Many large banks have been selling significant quantities of servicing rights for several years, and the sales have represented an opportunity for companies like Nationstar Mortgage Holdings, Walter Investment Management and Ocwen Financial Corp., which specialize in mortgage servicing but do not have to follow bank capital rules.
Reuters reported that Bank of America will sell servicing rights on $215 billion of mortgages for $1.3 billion to Nationstar and servicing rights on $93 billion of mortgages to Walter for $519 million.
“By reducing the size of our portfolio, we improve customer service capacity and resolve legacy mortgage issues and reduce risk in our portfolio,” Dan Frahm, Bank of America spokesman, told Reuters.
Ally Financial also is reportedly looking to unload servicing rights on $122 billion worth of mortgages. Nationstar, Ocwen and Walter are reportedly interested in the deal. JPMorgan Chase also may be selling some or all of its $70 billion mortgage servicing portfolio purchased from MetLife in November 2012.

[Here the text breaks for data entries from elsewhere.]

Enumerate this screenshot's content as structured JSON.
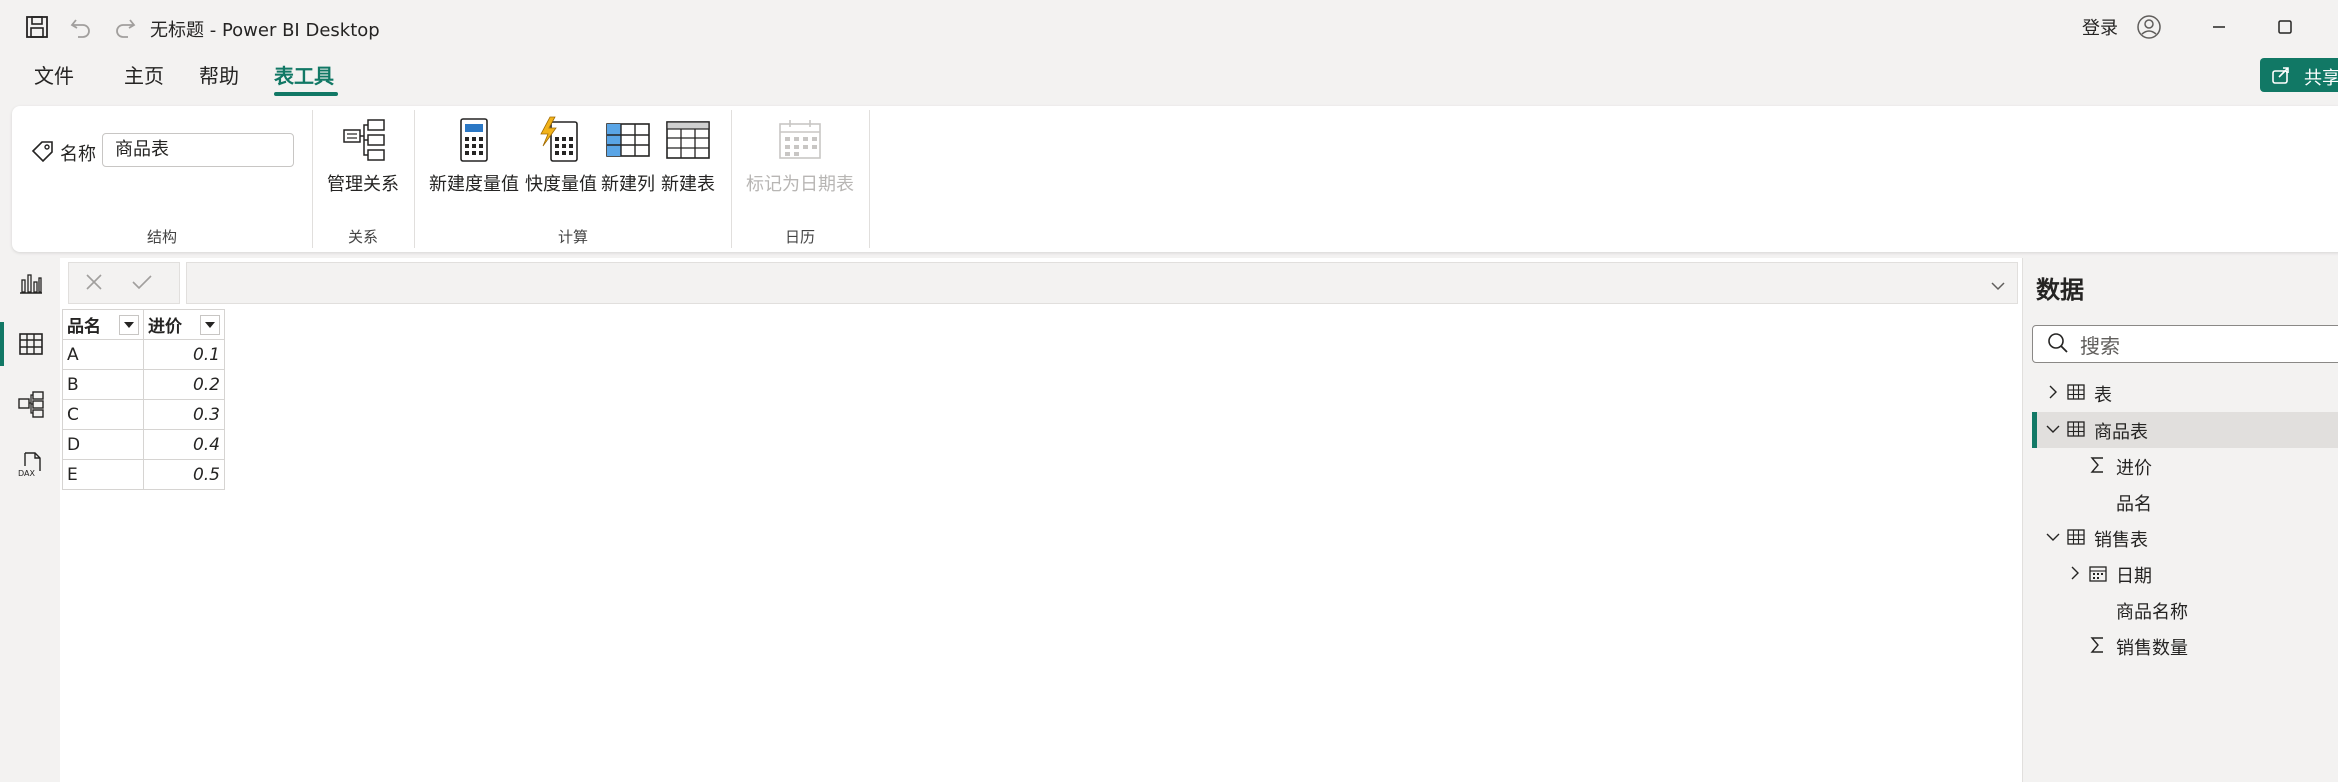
{
  "window": {
    "title": "无标题 - Power BI Desktop",
    "signin_label": "登录"
  },
  "menu": {
    "tabs": [
      {
        "label": "文件"
      },
      {
        "label": "主页"
      },
      {
        "label": "帮助"
      },
      {
        "label": "表工具",
        "active": true
      }
    ],
    "share_label": "共享"
  },
  "ribbon": {
    "structure": {
      "name_label": "名称",
      "name_value": "商品表",
      "group_label": "结构"
    },
    "relationships": {
      "manage_label": "管理关系",
      "group_label": "关系"
    },
    "calculations": {
      "new_measure_label": "新建度量值",
      "quick_measure_label": "快度量值",
      "new_column_label": "新建列",
      "new_table_label": "新建表",
      "group_label": "计算"
    },
    "calendar": {
      "mark_as_date_table_label": "标记为日期表",
      "group_label": "日历"
    }
  },
  "table": {
    "columns": [
      "品名",
      "进价"
    ],
    "rows": [
      {
        "name": "A",
        "price": "0.1"
      },
      {
        "name": "B",
        "price": "0.2"
      },
      {
        "name": "C",
        "price": "0.3"
      },
      {
        "name": "D",
        "price": "0.4"
      },
      {
        "name": "E",
        "price": "0.5"
      }
    ]
  },
  "data_pane": {
    "title": "数据",
    "search_placeholder": "搜索",
    "tree": {
      "table1": "表",
      "products_table": "商品表",
      "products_fields": [
        "进价",
        "品名"
      ],
      "sales_table": "销售表",
      "sales_fields": [
        "日期",
        "商品名称",
        "销售数量"
      ]
    }
  },
  "colors": {
    "accent": "#117865",
    "background": "#f3f2f1"
  }
}
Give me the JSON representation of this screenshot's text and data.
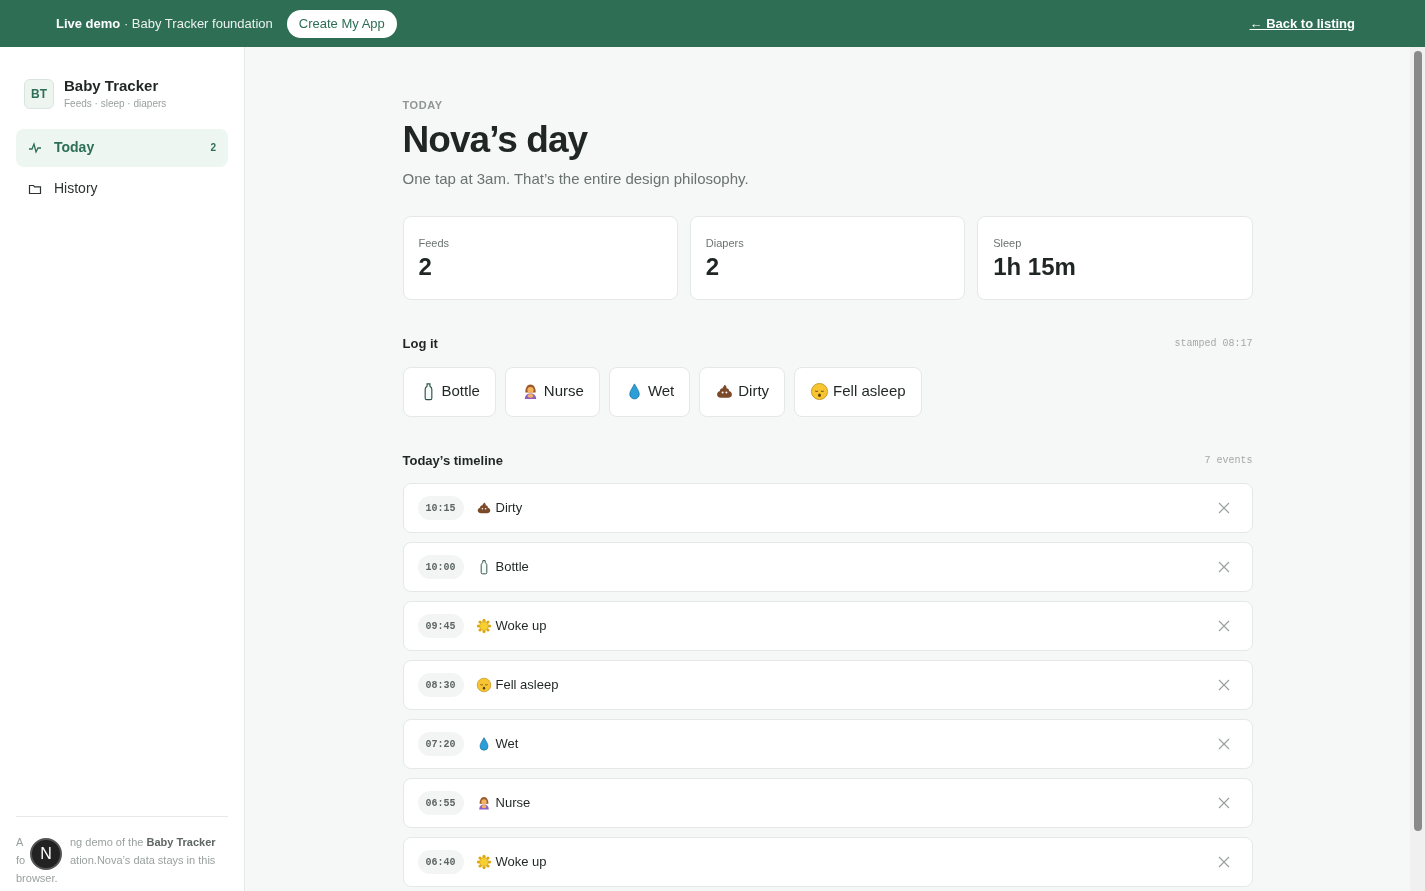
{
  "banner": {
    "label": "Live demo",
    "text": "· Baby Tracker foundation",
    "button": "Create My App",
    "back_link": "← Back to listing"
  },
  "app": {
    "logo": "BT",
    "name": "Baby Tracker",
    "tagline": "Feeds · sleep · diapers"
  },
  "sidebar": {
    "items": [
      {
        "label": "Today",
        "kind": "activity",
        "count": "2",
        "selected": true
      },
      {
        "label": "History",
        "kind": "folder",
        "selected": false
      }
    ],
    "footer_lines": [
      [
        "A",
        "ng demo of the **Baby Tracker**"
      ],
      [
        "fo",
        "ation.Nova’s data stays in this"
      ],
      [
        "browser."
      ]
    ],
    "avatar": "N"
  },
  "header": {
    "eyebrow": "TODAY",
    "title": "Nova’s day",
    "subtitle": "One tap at 3am. That’s the entire design philosophy."
  },
  "stats": [
    {
      "label": "Feeds",
      "value": "2"
    },
    {
      "label": "Diapers",
      "value": "2"
    },
    {
      "label": "Sleep",
      "value": "1h 15m"
    }
  ],
  "log": {
    "title": "Log it",
    "stamp": "stamped 08:17",
    "buttons": [
      {
        "label": "Bottle",
        "kind": "bottle"
      },
      {
        "label": "Nurse",
        "kind": "nurse"
      },
      {
        "label": "Wet",
        "kind": "wet"
      },
      {
        "label": "Dirty",
        "kind": "dirty"
      },
      {
        "label": "Fell asleep",
        "kind": "sleep"
      }
    ]
  },
  "timeline": {
    "title": "Today’s timeline",
    "count": "7 events",
    "events": [
      {
        "time": "10:15",
        "label": "Dirty",
        "kind": "dirty"
      },
      {
        "time": "10:00",
        "label": "Bottle",
        "kind": "bottle"
      },
      {
        "time": "09:45",
        "label": "Woke up",
        "kind": "wake"
      },
      {
        "time": "08:30",
        "label": "Fell asleep",
        "kind": "sleep"
      },
      {
        "time": "07:20",
        "label": "Wet",
        "kind": "wet"
      },
      {
        "time": "06:55",
        "label": "Nurse",
        "kind": "nurse"
      },
      {
        "time": "06:40",
        "label": "Woke up",
        "kind": "wake"
      }
    ]
  }
}
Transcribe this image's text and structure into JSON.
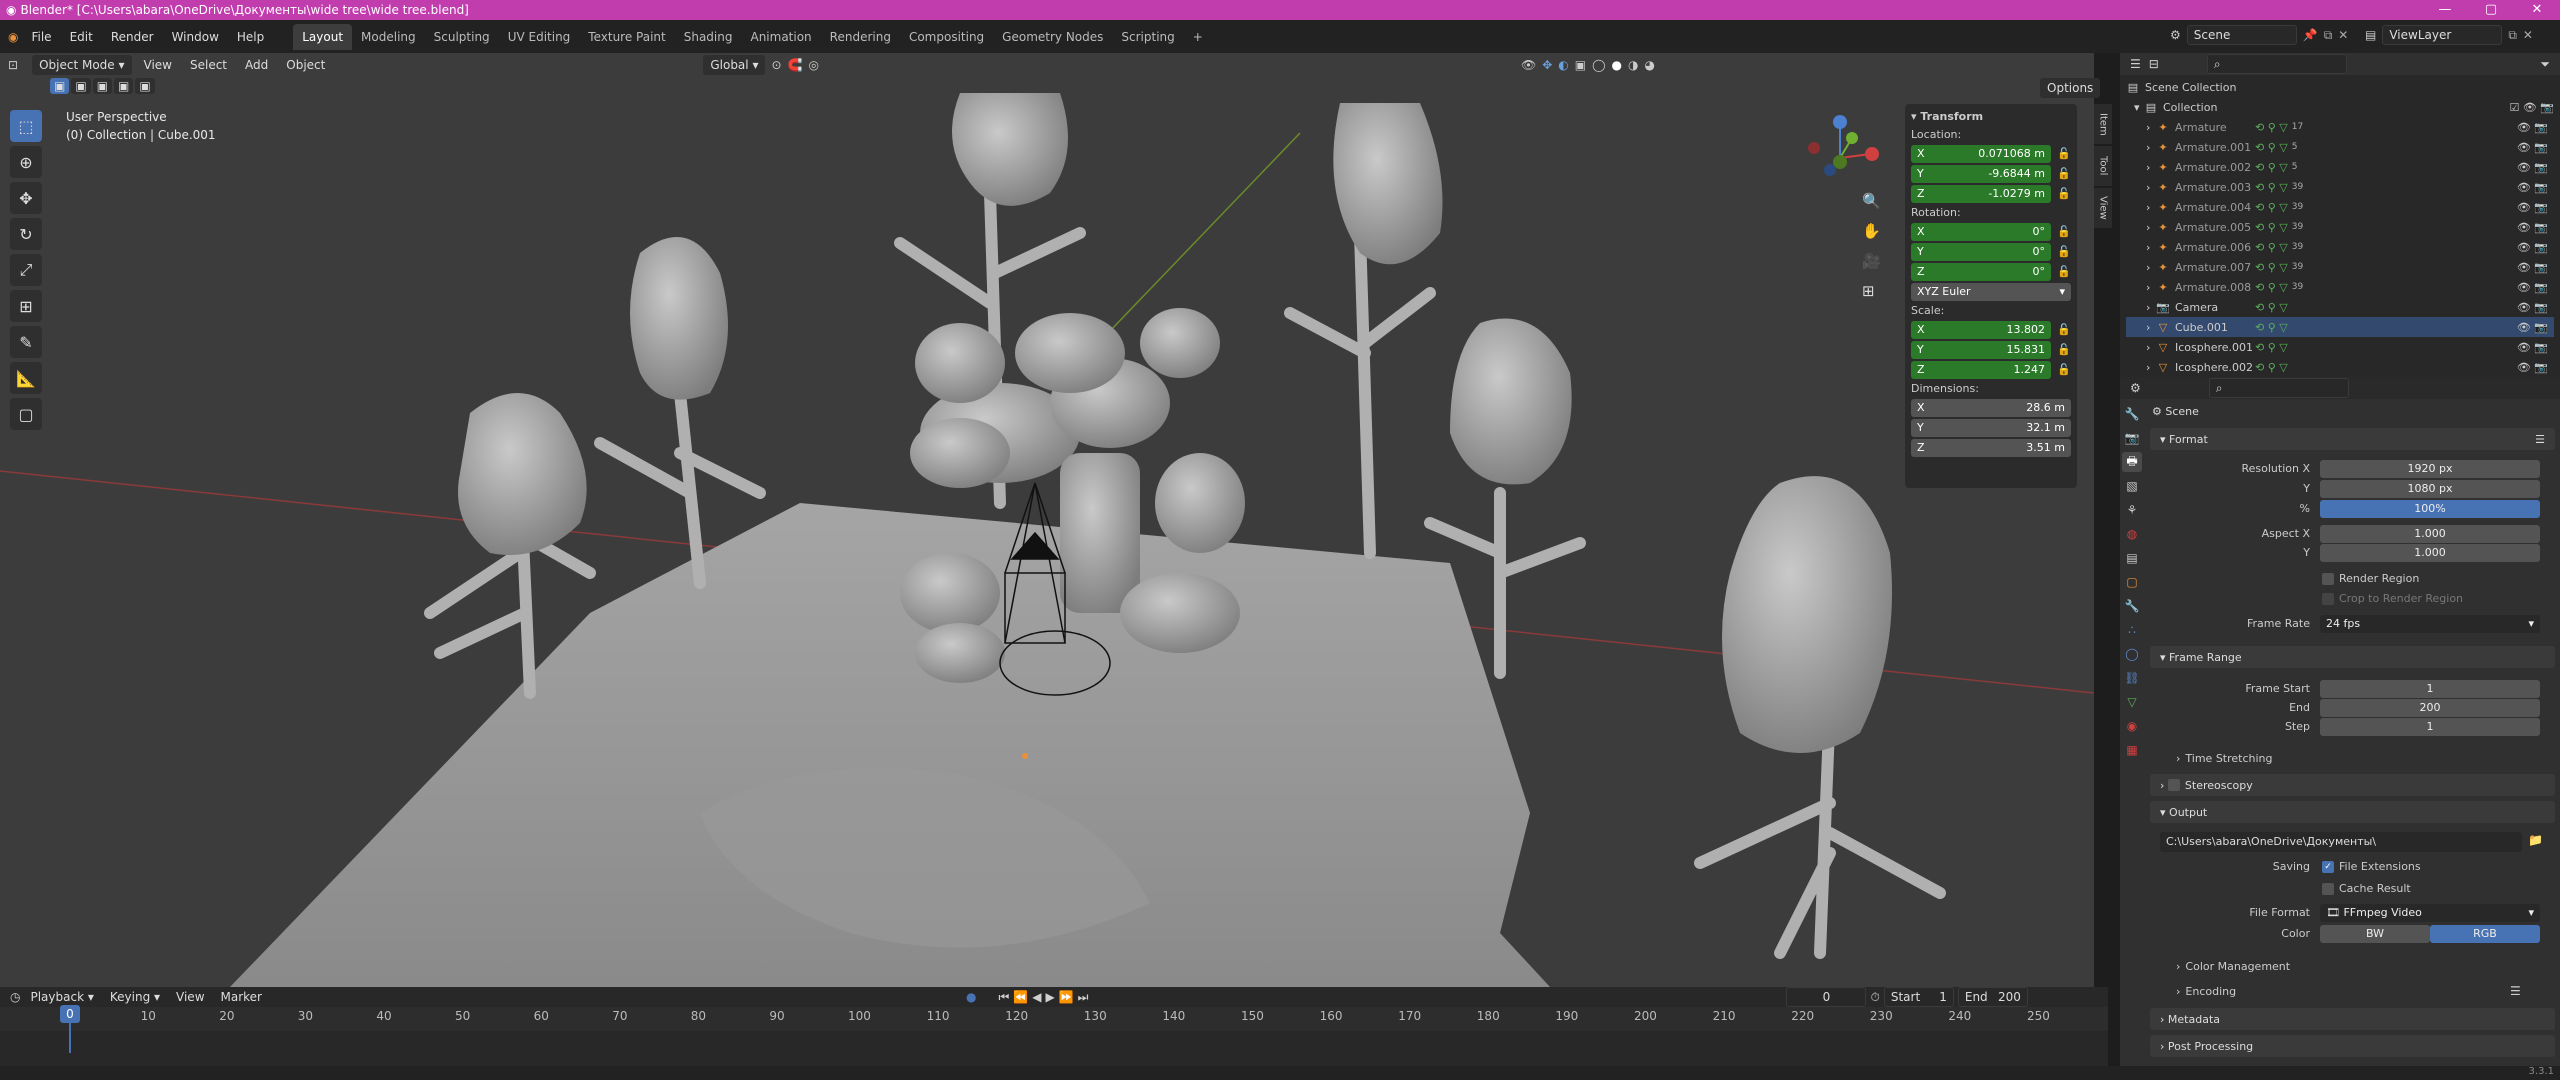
{
  "titlebar": {
    "text": "Blender* [C:\\Users\\abara\\OneDrive\\Документы\\wide tree\\wide tree.blend]",
    "controls": [
      "—",
      "▢",
      "✕"
    ]
  },
  "menu": [
    "File",
    "Edit",
    "Render",
    "Window",
    "Help"
  ],
  "workspaces": [
    "Layout",
    "Modeling",
    "Sculpting",
    "UV Editing",
    "Texture Paint",
    "Shading",
    "Animation",
    "Rendering",
    "Compositing",
    "Geometry Nodes",
    "Scripting"
  ],
  "active_workspace": "Layout",
  "add_workspace": "+",
  "scene": "Scene",
  "viewlayer": "ViewLayer",
  "viewport": {
    "mode": "Object Mode",
    "menus": [
      "View",
      "Select",
      "Add",
      "Object"
    ],
    "orientation": "Global",
    "options": "Options",
    "perspective": "User Perspective",
    "collection_info": "(0) Collection | Cube.001"
  },
  "npanel": {
    "tabs": [
      "Item",
      "Tool",
      "View"
    ],
    "transform": "Transform",
    "location_label": "Location:",
    "location": [
      {
        "axis": "X",
        "value": "0.071068 m"
      },
      {
        "axis": "Y",
        "value": "-9.6844 m"
      },
      {
        "axis": "Z",
        "value": "-1.0279 m"
      }
    ],
    "rotation_label": "Rotation:",
    "rotation": [
      {
        "axis": "X",
        "value": "0°"
      },
      {
        "axis": "Y",
        "value": "0°"
      },
      {
        "axis": "Z",
        "value": "0°"
      }
    ],
    "rotation_mode": "XYZ Euler",
    "scale_label": "Scale:",
    "scale": [
      {
        "axis": "X",
        "value": "13.802"
      },
      {
        "axis": "Y",
        "value": "15.831"
      },
      {
        "axis": "Z",
        "value": "1.247"
      }
    ],
    "dimensions_label": "Dimensions:",
    "dimensions": [
      {
        "axis": "X",
        "value": "28.6 m"
      },
      {
        "axis": "Y",
        "value": "32.1 m"
      },
      {
        "axis": "Z",
        "value": "3.51 m"
      }
    ]
  },
  "outliner": {
    "root": "Scene Collection",
    "collection": "Collection",
    "items": [
      {
        "name": "Armature",
        "badge": "17"
      },
      {
        "name": "Armature.001",
        "badge": "5"
      },
      {
        "name": "Armature.002",
        "badge": "5"
      },
      {
        "name": "Armature.003",
        "badge": "39"
      },
      {
        "name": "Armature.004",
        "badge": "39"
      },
      {
        "name": "Armature.005",
        "badge": "39"
      },
      {
        "name": "Armature.006",
        "badge": "39"
      },
      {
        "name": "Armature.007",
        "badge": "39"
      },
      {
        "name": "Armature.008",
        "badge": "39"
      },
      {
        "name": "Camera",
        "badge": ""
      },
      {
        "name": "Cube.001",
        "badge": ""
      },
      {
        "name": "Icosphere.001",
        "badge": ""
      },
      {
        "name": "Icosphere.002",
        "badge": ""
      }
    ]
  },
  "props": {
    "context": "Scene",
    "format": "Format",
    "res_x_label": "Resolution X",
    "res_x": "1920 px",
    "res_y_label": "Y",
    "res_y": "1080 px",
    "pct_label": "%",
    "pct": "100%",
    "aspect_x_label": "Aspect X",
    "aspect_x": "1.000",
    "aspect_y_label": "Y",
    "aspect_y": "1.000",
    "render_region": "Render Region",
    "crop": "Crop to Render Region",
    "frame_rate_label": "Frame Rate",
    "frame_rate": "24 fps",
    "frame_range": "Frame Range",
    "frame_start_label": "Frame Start",
    "frame_start": "1",
    "end_label": "End",
    "end": "200",
    "step_label": "Step",
    "step": "1",
    "time_stretching": "Time Stretching",
    "stereoscopy": "Stereoscopy",
    "output": "Output",
    "output_path": "C:\\Users\\abara\\OneDrive\\Документы\\",
    "saving_label": "Saving",
    "file_extensions": "File Extensions",
    "cache_result": "Cache Result",
    "file_format_label": "File Format",
    "file_format": "FFmpeg Video",
    "color_label": "Color",
    "color_bw": "BW",
    "color_rgb": "RGB",
    "color_management": "Color Management",
    "encoding": "Encoding",
    "metadata": "Metadata",
    "post_processing": "Post Processing"
  },
  "timeline": {
    "menus": [
      "Playback",
      "Keying",
      "View",
      "Marker"
    ],
    "current_frame": "0",
    "start_label": "Start",
    "start": "1",
    "end_label": "End",
    "end": "200",
    "ticks": [
      "0",
      "10",
      "20",
      "30",
      "40",
      "50",
      "60",
      "70",
      "80",
      "90",
      "100",
      "110",
      "120",
      "130",
      "140",
      "150",
      "160",
      "170",
      "180",
      "190",
      "200",
      "210",
      "220",
      "230",
      "240",
      "250"
    ]
  },
  "version": "3.3.1"
}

The Wall Street Journal’s MarketWatch also reported on the impending mortgage servicing sales, with Guy Cecala, chief executive officer of Inside Mortgage Finance, telling the news outlet that “banks are licking their wounds from the mortgage market … and creating great opportunities for nonbanks to step in and pick up the pieces. Special servicers have always been out there, but they certainly got a new lease on life as a result of the subprime meltdown.”
Paul Miller, an analyst with investment banker FBR Capital Markets, told MarketWatch that he anticipates big banks selling another $300-$500 billion in mortgage servicing rights in the future.
Mortgage servicing rights let banks earn fees from mortgage investors in exchange for the collection of loan payments. The housing crisis has made loan collection increasingly expensive as stricter capital rules have been put into place and more borrowers have become delinquent. Impending Basel III rules could make the situation even tougher.
MarketWatch reported that some analysts have questioned how firms such as Nationstar and Walter would maintain their loan pipelines once traditional banks have completed asset sales and the rush of recent refinancing activity has ended. Cecala said some servicers already have added loan-origination capabilities to help replenish their servicing portfolios. He noted that others are expected to follow suit.